TASK TO COMPLETE
Should the word "bien" occur in a line of the records, copy that line.

Items from a data source:
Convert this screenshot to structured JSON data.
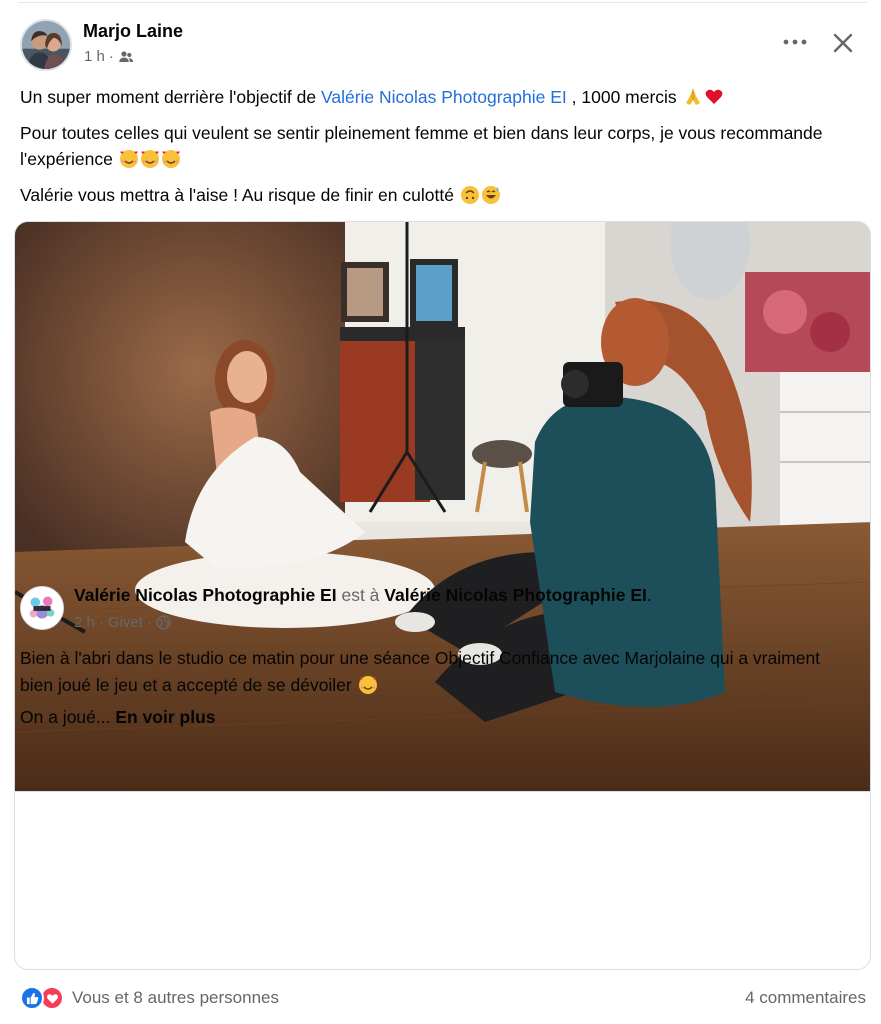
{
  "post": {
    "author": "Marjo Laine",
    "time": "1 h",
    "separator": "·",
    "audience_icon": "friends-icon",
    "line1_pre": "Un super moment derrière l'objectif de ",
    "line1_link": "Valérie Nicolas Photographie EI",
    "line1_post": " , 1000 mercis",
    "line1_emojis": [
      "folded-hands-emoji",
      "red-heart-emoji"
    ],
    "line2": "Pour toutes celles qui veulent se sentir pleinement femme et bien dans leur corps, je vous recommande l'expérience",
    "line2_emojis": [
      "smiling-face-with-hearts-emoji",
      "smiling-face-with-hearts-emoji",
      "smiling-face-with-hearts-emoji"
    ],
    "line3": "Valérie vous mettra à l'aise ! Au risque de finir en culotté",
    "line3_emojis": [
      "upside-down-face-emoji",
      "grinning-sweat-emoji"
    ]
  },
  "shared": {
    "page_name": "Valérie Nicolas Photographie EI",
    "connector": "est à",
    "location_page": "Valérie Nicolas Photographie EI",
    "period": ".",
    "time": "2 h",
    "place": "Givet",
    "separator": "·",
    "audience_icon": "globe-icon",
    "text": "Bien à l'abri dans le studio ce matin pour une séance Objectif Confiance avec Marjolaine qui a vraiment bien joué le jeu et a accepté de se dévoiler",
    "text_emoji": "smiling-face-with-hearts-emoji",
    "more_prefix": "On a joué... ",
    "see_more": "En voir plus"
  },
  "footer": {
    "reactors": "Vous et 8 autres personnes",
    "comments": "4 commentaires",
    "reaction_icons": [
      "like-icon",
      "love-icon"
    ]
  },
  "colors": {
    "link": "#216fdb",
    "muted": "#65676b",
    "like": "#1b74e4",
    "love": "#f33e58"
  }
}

EXERCISE SOLUTION
    "line2": "Pour toutes celles qui veulent se sentir pleinement femme et bien dans leur corps, je vous recommande l'expérience",
    "text": "Bien à l'abri dans le studio ce matin pour une séance Objectif Confiance avec Marjolaine qui a vraiment bien joué le jeu et a accepté de se dévoiler",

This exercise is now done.